EXERCISE DIRECTIONS - Which lines below contain "Prepare"? Pull them out.

* * * * * * * * *

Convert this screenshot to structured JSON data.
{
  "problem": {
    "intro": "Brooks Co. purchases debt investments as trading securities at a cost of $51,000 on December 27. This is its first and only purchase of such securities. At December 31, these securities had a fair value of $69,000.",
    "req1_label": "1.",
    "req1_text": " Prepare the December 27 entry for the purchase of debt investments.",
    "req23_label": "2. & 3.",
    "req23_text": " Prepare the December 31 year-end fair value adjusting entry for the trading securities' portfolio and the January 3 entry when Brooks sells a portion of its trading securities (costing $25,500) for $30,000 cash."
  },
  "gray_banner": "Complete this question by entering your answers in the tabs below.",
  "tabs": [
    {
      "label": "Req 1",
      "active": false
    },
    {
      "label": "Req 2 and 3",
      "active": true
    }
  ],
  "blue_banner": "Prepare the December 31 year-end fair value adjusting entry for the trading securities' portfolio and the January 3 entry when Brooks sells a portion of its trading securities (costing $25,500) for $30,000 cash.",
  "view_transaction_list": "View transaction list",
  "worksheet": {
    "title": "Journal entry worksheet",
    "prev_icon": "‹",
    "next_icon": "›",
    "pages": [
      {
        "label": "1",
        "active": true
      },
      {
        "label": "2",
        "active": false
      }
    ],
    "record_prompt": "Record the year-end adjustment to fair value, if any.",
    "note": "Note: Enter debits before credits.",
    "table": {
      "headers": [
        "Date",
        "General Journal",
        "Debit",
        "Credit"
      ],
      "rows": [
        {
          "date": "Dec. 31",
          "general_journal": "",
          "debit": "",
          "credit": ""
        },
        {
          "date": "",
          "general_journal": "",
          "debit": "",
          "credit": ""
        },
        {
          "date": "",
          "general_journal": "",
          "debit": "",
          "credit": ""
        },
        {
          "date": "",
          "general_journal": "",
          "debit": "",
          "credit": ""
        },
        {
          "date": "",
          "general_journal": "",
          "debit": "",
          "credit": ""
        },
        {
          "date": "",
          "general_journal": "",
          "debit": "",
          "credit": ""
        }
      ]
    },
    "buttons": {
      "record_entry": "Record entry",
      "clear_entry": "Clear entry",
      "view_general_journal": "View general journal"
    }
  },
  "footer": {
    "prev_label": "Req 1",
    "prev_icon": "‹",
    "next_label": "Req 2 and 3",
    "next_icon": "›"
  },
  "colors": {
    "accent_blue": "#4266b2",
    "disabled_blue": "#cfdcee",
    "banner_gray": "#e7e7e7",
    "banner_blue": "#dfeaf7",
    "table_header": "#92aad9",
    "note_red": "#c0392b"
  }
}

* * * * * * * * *

RESPONSE AREA -
    "req1_text": " Prepare the December 27 entry for the purchase of debt investments.",
    "req23_text": " Prepare the December 31 year-end fair value adjusting entry for the trading securities' portfolio and the January 3 entry when Brooks sells a portion of its trading securities (costing $25,500) for $30,000 cash."
  "blue_banner": "Prepare the December 31 year-end fair value adjusting entry for the trading securities' portfolio and the January 3 entry when Brooks sells a portion of its trading securities (costing $25,500) for $30,000 cash.",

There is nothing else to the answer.